The book is written well. The mixture of ambience and hard facts is nicely balanced, the blend of world information suits the amount of game mechanics and this is all written clearly and succulently. The layout is especially good, it managed to squeeze a whole lot of information into the pages and it does so in such a way that you don’t notice the scarcity of pictures quite as soon as you might. There’s even a rundown of notable buildings in the city, presented in something of a guidebook style and then linked clearly to the simple map you’ll find near the end of the book. One interesting twist is that the OGL license is stuck onto the inside of the back cover; I don’t know whether they forgot to include the license in the book at first or whether they decided they didn’t want to loose a page to the legal stuff. It’s a 128-page book and the cover price is $19.95. That’s cheap; all Sword and Sorcery Studio books seem to be fairly priced. Compare that to Song and Silence which also claims a $19.95 asking price but only has 96 pages. (Mind you, it seems easier to find a bigger discount on the latter.)

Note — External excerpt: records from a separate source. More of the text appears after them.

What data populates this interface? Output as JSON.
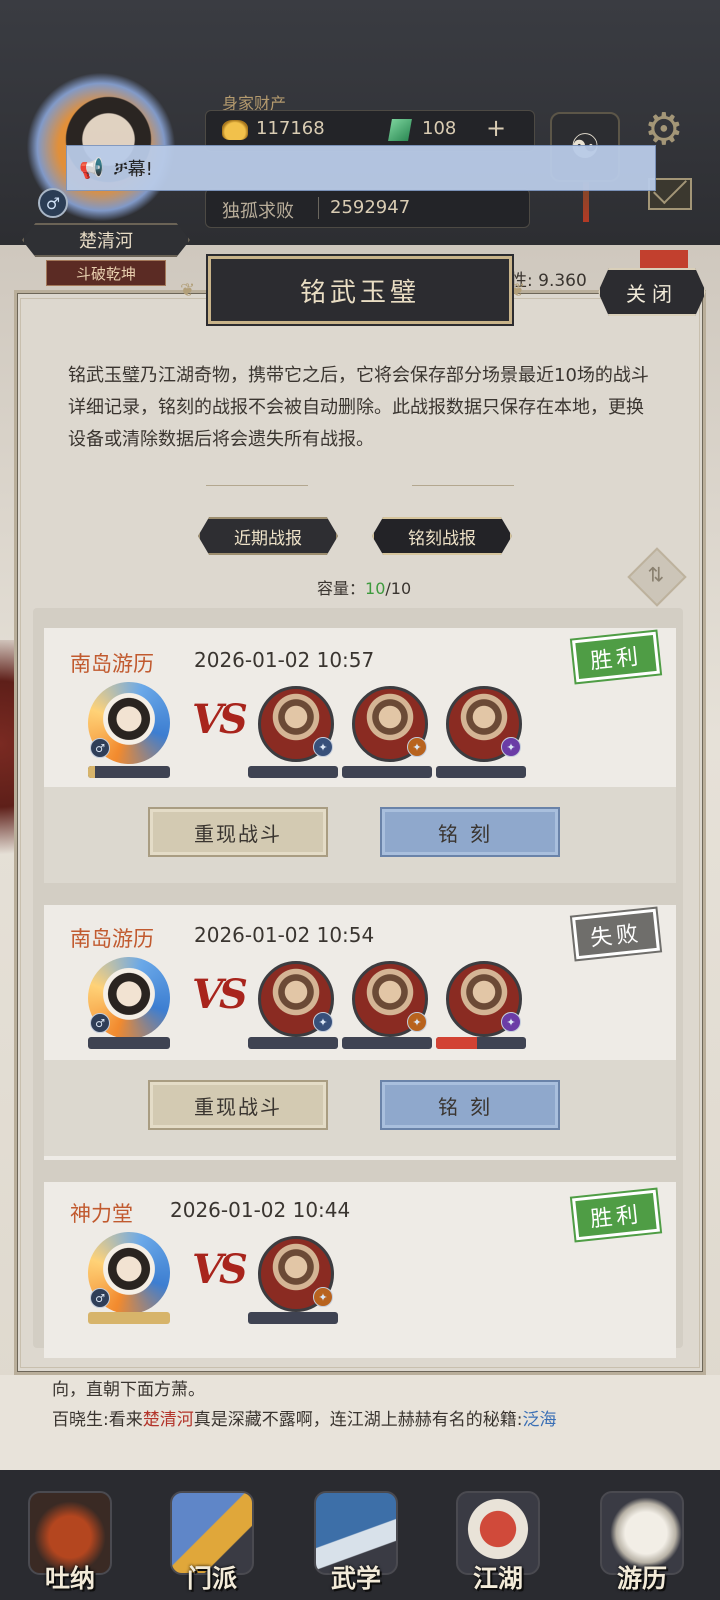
{
  "header": {
    "wealth_label": "身家财产",
    "gold": "117168",
    "jade": "108",
    "plus": "+",
    "rank_label": "独孤求败",
    "rank_value": "2592947",
    "player_name": "楚清河",
    "player_sect": "斗破乾坤",
    "gender_symbol": "♂",
    "notice_text": "幕!",
    "notice_prefix": "ቻ",
    "stat_text": "性: 9.360"
  },
  "panel": {
    "title": "铭武玉璧",
    "close_label": "关闭",
    "description": "铭武玉璧乃江湖奇物，携带它之后，它将会保存部分场景最近10场的战斗详细记录，铭刻的战报不会被自动删除。此战报数据只保存在本地，更换设备或清除数据后将会遗失所有战报。",
    "tabs": [
      {
        "label": "近期战报"
      },
      {
        "label": "铭刻战报"
      }
    ],
    "capacity_label": "容量：",
    "capacity_used": "10",
    "capacity_total": "/10"
  },
  "reports": [
    {
      "place": "南岛游历",
      "time": "2026-01-02 10:57",
      "result": "胜利",
      "hero_hp": 0.08,
      "enemies_hp": [
        0,
        0,
        0
      ],
      "replay_label": "重现战斗",
      "engrave_label": "铭刻"
    },
    {
      "place": "南岛游历",
      "time": "2026-01-02 10:54",
      "result": "失败",
      "hero_hp": 0,
      "enemies_hp": [
        0,
        0,
        0.45
      ],
      "replay_label": "重现战斗",
      "engrave_label": "铭刻"
    },
    {
      "place": "神力堂",
      "time": "2026-01-02 10:44",
      "result": "胜利",
      "hero_hp": 1.0,
      "enemies_hp": [
        0
      ]
    }
  ],
  "vs_text": "VS",
  "log": {
    "line1": "向，直朝下面方萧。",
    "line2_prefix": "百晓生:看来",
    "line2_name": "楚清河",
    "line2_mid": "真是深藏不露啊，连江湖上赫赫有名的秘籍:",
    "line2_book": "泛海"
  },
  "bottom_nav": [
    {
      "label": "吐纳",
      "icon": "gourd-icon"
    },
    {
      "label": "门派",
      "icon": "sect-icon"
    },
    {
      "label": "武学",
      "icon": "scroll-icon"
    },
    {
      "label": "江湖",
      "icon": "hat-icon"
    },
    {
      "label": "游历",
      "icon": "horse-icon"
    }
  ],
  "colors": {
    "accent_orange": "#c15a2f",
    "win_green": "#4f9d45",
    "lose_gray": "#6f6e6b",
    "capacity_green": "#3d9a3d"
  }
}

There are some nice touches in the book too. For example, due to the “death energy” that haunts the city there are modifications to resist necromantic magic, healing does not work as well and undead have a greater number of HP. Unfortunately all these little bonuses become victim to their own success and lack of index page. If you want to find the death energy chart, the crime and sentence chart or, say, the Icy Clam feat again then you’ll have to start flicking through the pages.

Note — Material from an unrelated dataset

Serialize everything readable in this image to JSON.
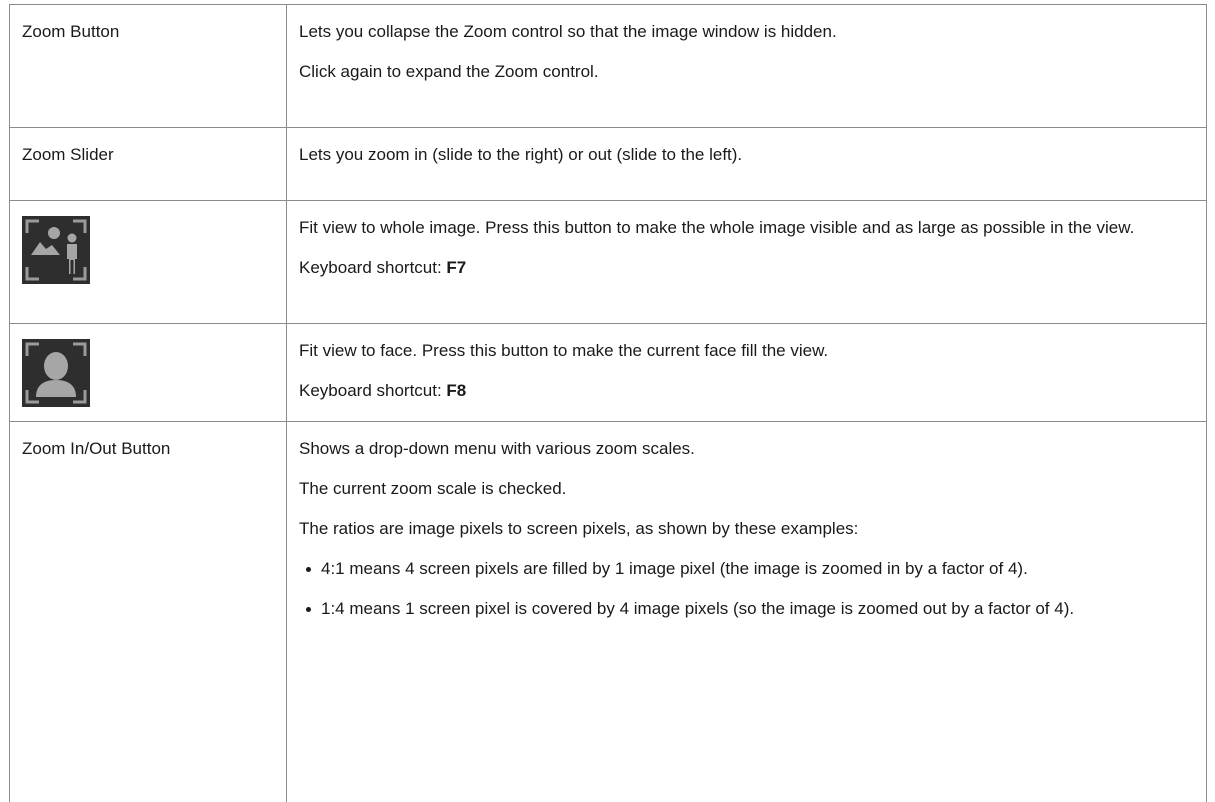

For those gamers who like to get a mouthful of new mechanics and resources for the setting whenever they buy any new source book there is plenty here too. Once the history and current state of the city is dealt with there are then 32 pages full of new spells, magic items, character classes and undead critters like Ash Golems and Bonewrack Dragons. Well. One Bonewrack Dragon (CR: 22). This is one of the rare examples of where new prestige classes are fully justified. Hollowfaust is a huge collection of necromantic lore, schooling and expertise. If you graduate as an Animator, for example, then you’re more than just a “similar-to-a-necromancer-but-better”, you’re a member of a prestigious guild, have access to special libraries and servants. The new spells in chapter five are important too. In the basic Dungeons and Dragons rules the abilities of Clerics to deal with dead and undead far outmatched even Wizards who specialised in Necromancy. The new spells aren’t a blatant power up, though, many of the spells are low levelled – the aim, I’m sure, being to provide practical and useful necromantic spells to the trainee necromancers. Some of the new spells, like Soul Exchange (Lv 9) are just scary though. If you want to add even more necromantic magic to your list then the Encyclopaedia Arcane: Nercomancy (Mongoose Publishing) might have a few surprises for your players.
Over all, I highly recommend Hollowfaust: City of Necromancers to all established Scarred Lands players. If you’re interested in the setting then don’t buy Hollowfaust first (buy it along with another, for example) since it comes to the fore only as a part of the wider setting in Scarn.